Damning International Tribunals with Faint Praise
I had planned to lurk on the sidelines until the discussion of Ben’s fascinating book moved to the “need” for a new interrogation statute — I, for one, am more than happy to have “interrogation laws that operate only at the highest altitude (nothing cruel or inhumane, nothing that causes severe pain or suffering) but never come down to earth,” if by the tendentious expression “at the highest altitude” we mean “consistent with the Torture Convention.” But I couldn’t let the following comment go, even if it is just an aside in Ben’s response to Peter:
And the more I think about it, the more I suspect that international criminal tribunals–which can get away with not offering defendants the range of procedural rights guaranteed by the Bill of Rights–may be part of the answer to the problem of terrorist trials.
This is the standard neoconservative canard concerning the ICC — though with the added twist that Ben seems to believe that, at least in terms of prosecuting terrorists, the alleged lack of due-process protections at the ICC would be its strength, not its weakness. I recognize that Ben is trying to be magnanimous here toward international law, which plays (as both Peter and Peggy have noted) a very small role in his book. Nevertheless, the comment is both disturbing and misleading. It’s disturbing, because it suggests that the utility of the ICC and other international tribunals would be positively correlated with their unfairness — the greater the resemblance between an international tribunal and the the kangaroo courts (CSRTs, military commissions) favored by the Bush administration, the more useful the tribunal. And it’s inaccurate, because — to quote Monroe Leigh, Kissinger’s legal adviser at the State Department — “[t]he list of due process rights guaranteed by the Rome Statute are, if anything, more detailed and comprehensive than those in the American bill of rights.” Indeed, a defendant at the ICC is guaranteed timely notice of the charges against him, the presumption of innocence, the right against self-incrimination (including a prohibition on adverse inferences from its assertion), the right to counsel, the right to an interpreter, the right to bail, the right to a speedy trial, the right to conduct a defense in person or through counsel, the right to cross-examine witnesses against him and to call witnesses on his behalf, the right to disclosure of exculpatory evidence, proof beyond a reasonable doubt (including the right not to have any burden of proof shifted to him), and the right not to be subjected to any form of duress or coercion or any cruel, inhuman, or degrading punishment. The Rome Statute even guarantees Miranda-like warnings — and requires them whenever there are grounds to believe the suspect committed a crime, not (as in the US) simply when he is subjected to custodial interrogation.

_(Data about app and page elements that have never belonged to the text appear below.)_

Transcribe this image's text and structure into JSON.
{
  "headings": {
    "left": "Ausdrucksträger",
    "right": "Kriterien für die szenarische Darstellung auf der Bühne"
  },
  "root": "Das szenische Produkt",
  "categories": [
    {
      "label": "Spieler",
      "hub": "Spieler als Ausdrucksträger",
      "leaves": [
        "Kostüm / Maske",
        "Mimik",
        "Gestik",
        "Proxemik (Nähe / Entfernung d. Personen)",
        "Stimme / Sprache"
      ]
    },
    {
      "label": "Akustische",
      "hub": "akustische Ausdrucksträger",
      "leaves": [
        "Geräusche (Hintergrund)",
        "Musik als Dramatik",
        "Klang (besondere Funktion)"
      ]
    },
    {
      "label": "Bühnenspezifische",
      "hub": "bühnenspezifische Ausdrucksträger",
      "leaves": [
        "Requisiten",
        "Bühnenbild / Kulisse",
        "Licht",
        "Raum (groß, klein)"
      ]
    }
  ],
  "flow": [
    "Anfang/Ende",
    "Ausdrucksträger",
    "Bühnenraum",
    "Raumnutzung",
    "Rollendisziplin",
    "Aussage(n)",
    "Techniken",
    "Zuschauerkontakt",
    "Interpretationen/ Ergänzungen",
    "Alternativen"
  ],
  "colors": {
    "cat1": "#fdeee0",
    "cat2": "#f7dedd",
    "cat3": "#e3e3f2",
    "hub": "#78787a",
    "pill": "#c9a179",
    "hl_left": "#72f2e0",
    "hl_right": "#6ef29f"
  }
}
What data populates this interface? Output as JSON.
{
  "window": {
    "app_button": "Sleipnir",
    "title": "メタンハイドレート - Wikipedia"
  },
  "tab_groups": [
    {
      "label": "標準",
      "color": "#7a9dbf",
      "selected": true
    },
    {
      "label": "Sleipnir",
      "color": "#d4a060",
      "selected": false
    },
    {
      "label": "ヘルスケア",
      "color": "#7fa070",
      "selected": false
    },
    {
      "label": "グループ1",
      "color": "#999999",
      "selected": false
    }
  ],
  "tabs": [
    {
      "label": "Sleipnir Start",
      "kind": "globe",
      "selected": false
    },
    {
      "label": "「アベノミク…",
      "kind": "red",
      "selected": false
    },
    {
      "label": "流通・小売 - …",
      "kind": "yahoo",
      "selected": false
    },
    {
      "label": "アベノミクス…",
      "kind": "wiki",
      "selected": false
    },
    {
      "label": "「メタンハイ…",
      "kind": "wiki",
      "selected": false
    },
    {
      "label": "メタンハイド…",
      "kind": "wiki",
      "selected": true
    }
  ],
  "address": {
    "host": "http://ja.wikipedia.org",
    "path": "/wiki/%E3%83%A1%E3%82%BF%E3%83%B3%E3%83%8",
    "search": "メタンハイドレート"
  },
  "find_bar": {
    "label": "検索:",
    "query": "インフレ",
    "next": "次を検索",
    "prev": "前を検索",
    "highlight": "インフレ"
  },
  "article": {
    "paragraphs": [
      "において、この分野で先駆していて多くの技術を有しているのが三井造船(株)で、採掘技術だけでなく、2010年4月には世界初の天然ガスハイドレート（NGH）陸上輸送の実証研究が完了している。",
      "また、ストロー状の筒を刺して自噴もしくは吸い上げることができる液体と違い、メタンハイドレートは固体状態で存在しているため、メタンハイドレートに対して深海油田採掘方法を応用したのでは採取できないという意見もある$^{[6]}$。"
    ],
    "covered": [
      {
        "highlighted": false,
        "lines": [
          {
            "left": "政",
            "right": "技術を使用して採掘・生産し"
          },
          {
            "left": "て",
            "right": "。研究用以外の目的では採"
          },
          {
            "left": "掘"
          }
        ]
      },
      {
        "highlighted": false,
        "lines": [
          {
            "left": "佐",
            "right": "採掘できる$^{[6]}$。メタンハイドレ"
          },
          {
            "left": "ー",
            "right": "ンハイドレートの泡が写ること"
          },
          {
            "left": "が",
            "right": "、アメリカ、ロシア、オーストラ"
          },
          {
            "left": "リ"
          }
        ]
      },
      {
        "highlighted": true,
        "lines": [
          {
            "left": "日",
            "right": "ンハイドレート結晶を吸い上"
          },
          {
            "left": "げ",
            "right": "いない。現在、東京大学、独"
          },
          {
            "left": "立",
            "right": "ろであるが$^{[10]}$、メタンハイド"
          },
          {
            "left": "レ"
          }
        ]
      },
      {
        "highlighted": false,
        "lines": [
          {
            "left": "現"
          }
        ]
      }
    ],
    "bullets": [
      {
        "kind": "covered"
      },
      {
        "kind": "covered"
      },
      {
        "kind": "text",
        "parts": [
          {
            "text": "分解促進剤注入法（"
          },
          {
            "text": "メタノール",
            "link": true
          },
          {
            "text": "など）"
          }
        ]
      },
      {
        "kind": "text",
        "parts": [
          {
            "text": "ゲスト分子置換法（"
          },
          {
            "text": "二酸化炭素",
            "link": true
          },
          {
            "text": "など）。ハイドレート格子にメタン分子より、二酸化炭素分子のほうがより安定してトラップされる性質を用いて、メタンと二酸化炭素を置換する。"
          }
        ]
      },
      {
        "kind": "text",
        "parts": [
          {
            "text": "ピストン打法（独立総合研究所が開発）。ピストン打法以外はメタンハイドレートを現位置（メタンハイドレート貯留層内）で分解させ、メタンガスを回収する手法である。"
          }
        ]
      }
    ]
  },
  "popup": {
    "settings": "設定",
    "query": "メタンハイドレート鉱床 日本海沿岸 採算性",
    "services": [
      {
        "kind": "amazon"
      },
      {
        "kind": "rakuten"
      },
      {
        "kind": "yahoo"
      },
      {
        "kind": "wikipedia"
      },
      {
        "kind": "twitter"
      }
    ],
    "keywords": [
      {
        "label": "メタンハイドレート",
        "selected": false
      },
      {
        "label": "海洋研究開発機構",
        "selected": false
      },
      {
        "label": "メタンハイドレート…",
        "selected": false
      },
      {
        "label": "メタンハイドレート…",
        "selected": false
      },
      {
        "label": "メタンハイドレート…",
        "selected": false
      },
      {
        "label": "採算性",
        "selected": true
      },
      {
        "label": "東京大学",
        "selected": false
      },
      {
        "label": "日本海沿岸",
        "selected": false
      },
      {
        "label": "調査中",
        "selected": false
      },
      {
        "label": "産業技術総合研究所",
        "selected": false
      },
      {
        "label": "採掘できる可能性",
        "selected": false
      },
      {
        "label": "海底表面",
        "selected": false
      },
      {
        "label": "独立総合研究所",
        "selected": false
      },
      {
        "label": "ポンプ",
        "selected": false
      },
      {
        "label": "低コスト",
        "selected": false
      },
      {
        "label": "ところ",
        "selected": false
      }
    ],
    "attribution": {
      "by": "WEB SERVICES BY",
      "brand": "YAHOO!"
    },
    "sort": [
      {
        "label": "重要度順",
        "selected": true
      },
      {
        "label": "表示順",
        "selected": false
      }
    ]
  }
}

That said, there are two basic differences between the Rome Statute and the Bill of Rights, both of which reflect the influence of the civilian tradition on the Statute (and on the Statutes of the other international tribunals): the absence of a right to trial by jury, and the right of the prosecution to appeal an acquittal. There is no evidence to suggest that judges would be more conviction-prone than juries in terrorism cases; indeed, given laypersons’ understandable fear of terrorism, the opposite is far more likely to be true. That leaves only one difference that supports Ben’s argument, appeals from acquittals. Personally, I prefer the common law — I don’t think it’s fair to subject a defendant to literally years of legal proceedings before he learns his ultimate fate. But I doubt that the right to appeal an aquittal has had more than a negligible impact on the international tribunals’ conviction rates; to the best of my knowledge (and readers should correct me if I’m wrong), only one Appeals Chamber (in East Timor) has ever convicted a defendant who was acquitted on all counts at trial — in the vast majority of cases, an Appeals Chamber has simply reinstated some acquitted counts for a defendant who was otherwise convicted.
The ICC, in short, is the model of procedural fairness. That may, for Ben, disqualify it and international tribunals like it from being “part of the answer to the problem of terrorist trials.” But if international tribunals can only be part of the answer by striving to achieve the level of unfairness already achieved by the CSRTs and military commisisons, they are better off remaining part of the “problem.”